### Prompt
Copy exactly the lines that run from the one containing "Convert this screenshot" through the end of the entries, both ends included.

== Data for review

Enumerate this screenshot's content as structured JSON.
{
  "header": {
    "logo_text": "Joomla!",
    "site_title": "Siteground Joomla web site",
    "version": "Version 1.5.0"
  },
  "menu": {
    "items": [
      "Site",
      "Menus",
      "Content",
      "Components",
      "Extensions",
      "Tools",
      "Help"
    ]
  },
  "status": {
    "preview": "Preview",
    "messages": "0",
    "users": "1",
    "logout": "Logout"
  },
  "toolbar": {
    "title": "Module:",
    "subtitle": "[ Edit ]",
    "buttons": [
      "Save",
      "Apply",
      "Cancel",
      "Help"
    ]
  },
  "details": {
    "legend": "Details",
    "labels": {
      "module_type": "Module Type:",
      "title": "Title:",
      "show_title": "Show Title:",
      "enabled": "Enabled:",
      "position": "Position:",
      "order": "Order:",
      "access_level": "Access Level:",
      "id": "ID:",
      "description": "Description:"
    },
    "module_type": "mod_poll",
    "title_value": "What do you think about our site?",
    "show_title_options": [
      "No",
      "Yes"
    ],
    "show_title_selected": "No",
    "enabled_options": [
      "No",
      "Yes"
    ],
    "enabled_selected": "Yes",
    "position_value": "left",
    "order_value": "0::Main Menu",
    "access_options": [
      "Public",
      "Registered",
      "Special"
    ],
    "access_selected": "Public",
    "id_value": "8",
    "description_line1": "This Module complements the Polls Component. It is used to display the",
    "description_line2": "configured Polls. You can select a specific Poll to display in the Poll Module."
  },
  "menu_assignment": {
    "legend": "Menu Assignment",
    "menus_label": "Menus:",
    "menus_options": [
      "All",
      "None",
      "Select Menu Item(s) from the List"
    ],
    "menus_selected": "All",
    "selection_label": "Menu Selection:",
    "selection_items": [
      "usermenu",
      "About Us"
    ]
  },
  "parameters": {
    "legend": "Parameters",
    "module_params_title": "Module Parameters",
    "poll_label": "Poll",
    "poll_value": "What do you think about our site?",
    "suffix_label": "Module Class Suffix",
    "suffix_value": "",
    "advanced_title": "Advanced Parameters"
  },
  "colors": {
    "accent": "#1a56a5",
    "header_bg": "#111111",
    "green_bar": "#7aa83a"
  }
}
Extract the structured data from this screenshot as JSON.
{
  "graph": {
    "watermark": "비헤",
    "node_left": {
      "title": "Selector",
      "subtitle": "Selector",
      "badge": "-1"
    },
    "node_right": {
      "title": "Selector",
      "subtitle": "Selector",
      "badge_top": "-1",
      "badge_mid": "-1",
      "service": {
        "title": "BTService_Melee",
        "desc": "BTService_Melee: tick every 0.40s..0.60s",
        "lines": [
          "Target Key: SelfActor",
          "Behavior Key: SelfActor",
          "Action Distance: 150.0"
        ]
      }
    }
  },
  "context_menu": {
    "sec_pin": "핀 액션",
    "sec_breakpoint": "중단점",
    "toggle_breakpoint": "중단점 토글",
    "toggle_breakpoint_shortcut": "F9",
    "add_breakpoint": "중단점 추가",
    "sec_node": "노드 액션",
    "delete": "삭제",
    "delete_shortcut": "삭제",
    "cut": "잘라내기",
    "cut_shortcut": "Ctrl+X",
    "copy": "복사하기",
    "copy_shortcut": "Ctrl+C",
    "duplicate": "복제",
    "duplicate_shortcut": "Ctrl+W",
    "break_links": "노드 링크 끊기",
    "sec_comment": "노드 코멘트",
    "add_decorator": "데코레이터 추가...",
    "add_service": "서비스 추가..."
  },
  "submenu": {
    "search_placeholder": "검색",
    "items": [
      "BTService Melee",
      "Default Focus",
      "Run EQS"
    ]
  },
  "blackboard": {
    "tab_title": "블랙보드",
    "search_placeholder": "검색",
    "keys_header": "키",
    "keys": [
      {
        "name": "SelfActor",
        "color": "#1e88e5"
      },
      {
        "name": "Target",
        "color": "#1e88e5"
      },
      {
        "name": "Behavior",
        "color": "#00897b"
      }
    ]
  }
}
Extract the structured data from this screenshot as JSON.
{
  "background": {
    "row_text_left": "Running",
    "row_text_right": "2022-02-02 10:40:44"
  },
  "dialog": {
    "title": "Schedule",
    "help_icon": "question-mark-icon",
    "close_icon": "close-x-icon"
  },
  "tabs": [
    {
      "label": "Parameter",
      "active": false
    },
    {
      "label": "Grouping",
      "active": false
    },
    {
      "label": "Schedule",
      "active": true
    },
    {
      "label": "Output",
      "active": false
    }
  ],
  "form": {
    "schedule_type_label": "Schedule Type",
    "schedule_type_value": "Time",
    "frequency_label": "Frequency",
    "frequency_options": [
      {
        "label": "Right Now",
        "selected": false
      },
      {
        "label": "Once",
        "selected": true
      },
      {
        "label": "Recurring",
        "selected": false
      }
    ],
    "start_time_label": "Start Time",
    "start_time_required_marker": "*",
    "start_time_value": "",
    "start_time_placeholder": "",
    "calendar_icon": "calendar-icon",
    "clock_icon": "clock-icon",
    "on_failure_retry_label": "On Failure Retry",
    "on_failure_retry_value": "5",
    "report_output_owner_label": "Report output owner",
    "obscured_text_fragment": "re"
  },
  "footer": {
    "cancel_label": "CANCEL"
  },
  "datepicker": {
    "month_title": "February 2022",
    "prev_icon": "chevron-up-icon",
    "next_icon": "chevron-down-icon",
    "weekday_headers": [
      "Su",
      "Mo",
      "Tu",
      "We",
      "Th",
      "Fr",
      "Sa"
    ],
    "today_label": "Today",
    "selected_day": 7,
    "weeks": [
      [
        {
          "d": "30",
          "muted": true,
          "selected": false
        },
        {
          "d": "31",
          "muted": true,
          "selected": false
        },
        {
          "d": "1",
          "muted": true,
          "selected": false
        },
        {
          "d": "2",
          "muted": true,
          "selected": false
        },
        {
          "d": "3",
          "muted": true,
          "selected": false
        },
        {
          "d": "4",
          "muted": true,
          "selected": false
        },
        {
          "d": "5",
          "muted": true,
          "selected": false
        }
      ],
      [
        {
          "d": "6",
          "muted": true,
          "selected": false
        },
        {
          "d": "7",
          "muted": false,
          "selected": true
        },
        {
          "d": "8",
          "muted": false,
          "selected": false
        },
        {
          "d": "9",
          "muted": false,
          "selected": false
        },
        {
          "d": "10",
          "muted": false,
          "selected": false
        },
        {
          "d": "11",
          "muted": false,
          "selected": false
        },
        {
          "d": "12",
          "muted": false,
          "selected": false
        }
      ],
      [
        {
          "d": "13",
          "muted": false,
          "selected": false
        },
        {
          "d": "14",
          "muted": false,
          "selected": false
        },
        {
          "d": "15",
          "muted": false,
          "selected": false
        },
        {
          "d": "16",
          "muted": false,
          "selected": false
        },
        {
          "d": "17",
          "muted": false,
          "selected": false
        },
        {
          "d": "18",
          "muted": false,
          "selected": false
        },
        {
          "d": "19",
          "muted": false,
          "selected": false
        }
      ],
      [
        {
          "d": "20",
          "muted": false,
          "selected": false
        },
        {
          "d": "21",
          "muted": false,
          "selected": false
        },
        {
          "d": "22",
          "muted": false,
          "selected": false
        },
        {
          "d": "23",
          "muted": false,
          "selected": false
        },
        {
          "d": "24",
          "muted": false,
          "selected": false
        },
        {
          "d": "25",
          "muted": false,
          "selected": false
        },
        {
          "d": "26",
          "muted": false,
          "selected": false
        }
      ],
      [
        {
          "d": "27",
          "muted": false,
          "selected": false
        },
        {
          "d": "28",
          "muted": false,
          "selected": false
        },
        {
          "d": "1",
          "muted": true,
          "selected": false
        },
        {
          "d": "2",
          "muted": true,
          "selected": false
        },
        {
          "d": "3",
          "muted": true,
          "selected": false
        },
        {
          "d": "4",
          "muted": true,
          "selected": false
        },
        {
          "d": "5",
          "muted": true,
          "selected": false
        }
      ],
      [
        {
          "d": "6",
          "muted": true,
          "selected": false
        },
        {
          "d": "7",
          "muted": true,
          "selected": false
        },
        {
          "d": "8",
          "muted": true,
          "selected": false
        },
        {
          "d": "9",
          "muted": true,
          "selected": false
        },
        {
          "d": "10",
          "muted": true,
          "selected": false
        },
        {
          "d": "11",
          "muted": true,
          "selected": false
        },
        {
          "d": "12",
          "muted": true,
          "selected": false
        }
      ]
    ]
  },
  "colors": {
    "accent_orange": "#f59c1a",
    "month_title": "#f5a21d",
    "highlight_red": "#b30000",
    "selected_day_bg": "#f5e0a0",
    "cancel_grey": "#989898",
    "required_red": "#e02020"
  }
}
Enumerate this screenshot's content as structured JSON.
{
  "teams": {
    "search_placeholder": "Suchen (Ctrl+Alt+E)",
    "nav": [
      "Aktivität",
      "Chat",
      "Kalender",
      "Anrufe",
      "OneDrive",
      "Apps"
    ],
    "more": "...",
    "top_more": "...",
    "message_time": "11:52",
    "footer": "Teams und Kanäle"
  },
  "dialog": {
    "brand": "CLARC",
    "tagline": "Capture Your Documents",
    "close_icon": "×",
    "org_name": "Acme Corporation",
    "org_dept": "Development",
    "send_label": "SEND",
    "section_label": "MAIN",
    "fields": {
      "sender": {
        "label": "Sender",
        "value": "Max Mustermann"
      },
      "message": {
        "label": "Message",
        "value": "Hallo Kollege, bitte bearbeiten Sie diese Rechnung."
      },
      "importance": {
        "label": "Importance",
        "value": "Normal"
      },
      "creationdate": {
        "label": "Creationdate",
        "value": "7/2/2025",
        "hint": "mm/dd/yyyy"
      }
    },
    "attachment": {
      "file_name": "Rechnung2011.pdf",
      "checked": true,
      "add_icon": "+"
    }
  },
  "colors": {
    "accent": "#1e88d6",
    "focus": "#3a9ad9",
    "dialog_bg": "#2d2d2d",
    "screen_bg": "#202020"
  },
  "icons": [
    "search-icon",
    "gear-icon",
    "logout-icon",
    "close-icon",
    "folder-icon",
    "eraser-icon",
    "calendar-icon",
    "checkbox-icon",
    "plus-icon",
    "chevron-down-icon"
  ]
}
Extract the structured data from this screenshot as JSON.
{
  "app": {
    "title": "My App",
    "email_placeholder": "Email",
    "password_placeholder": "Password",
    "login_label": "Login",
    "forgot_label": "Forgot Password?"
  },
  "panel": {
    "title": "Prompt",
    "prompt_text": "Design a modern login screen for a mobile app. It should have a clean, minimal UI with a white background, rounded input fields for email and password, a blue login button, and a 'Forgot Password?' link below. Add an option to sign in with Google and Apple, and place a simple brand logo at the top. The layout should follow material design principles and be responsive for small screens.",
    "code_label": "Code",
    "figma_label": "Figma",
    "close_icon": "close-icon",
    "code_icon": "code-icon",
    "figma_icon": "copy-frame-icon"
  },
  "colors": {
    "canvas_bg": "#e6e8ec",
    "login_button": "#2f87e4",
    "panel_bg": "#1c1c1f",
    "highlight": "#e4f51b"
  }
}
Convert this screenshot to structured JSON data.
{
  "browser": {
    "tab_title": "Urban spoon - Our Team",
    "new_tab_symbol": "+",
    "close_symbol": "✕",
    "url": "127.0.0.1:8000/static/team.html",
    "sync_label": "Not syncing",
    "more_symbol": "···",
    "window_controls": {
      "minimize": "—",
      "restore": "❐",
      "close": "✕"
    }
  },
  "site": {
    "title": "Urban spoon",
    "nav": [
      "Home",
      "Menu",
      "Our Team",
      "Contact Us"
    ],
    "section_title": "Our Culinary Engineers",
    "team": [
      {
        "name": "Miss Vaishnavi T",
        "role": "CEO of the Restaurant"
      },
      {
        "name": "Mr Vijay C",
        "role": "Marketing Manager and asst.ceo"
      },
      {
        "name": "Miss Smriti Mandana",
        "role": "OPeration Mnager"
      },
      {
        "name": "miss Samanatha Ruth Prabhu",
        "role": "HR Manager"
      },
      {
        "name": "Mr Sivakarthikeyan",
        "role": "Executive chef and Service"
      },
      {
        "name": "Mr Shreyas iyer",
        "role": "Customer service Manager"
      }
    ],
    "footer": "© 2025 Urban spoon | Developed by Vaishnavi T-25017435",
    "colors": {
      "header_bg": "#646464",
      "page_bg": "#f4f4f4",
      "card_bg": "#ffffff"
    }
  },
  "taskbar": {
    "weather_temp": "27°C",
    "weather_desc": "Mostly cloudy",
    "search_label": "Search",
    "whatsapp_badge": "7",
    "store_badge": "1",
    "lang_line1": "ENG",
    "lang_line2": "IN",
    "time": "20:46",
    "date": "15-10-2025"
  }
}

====

### Solution to this problem
Convert this screenshot to structured JSON data.
{
  "browser": {
    "tab_title": "Urban spoon - Our Team",
    "new_tab_symbol": "+",
    "close_symbol": "✕",
    "url": "127.0.0.1:8000/static/team.html",
    "sync_label": "Not syncing",
    "more_symbol": "···",
    "window_controls": {
      "minimize": "—",
      "restore": "❐",
      "close": "✕"
    }
  },
  "site": {
    "title": "Urban spoon",
    "nav": [
      "Home",
      "Menu",
      "Our Team",
      "Contact Us"
    ],
    "section_title": "Our Culinary Engineers",
    "team": [
      {
        "name": "Miss Vaishnavi T",
        "role": "CEO of the Restaurant"
      },
      {
        "name": "Mr Vijay C",
        "role": "Marketing Manager and asst.ceo"
      },
      {
        "name": "Miss Smriti Mandana",
        "role": "OPeration Mnager"
      },
      {
        "name": "miss Samanatha Ruth Prabhu",
        "role": "HR Manager"
      },
      {
        "name": "Mr Sivakarthikeyan",
        "role": "Executive chef and Service"
      },
      {
        "name": "Mr Shreyas iyer",
        "role": "Customer service Manager"
      }
    ],
    "footer": "© 2025 Urban spoon | Developed by Vaishnavi T-25017435",
    "colors": {
      "header_bg": "#646464",
      "page_bg": "#f4f4f4",
      "card_bg": "#ffffff"
    }
  },
  "taskbar": {
    "weather_temp": "27°C",
    "weather_desc": "Mostly cloudy",
    "search_label": "Search",
    "whatsapp_badge": "7",
    "store_badge": "1",
    "lang_line1": "ENG",
    "lang_line2": "IN",
    "time": "20:46",
    "date": "15-10-2025"
  }
}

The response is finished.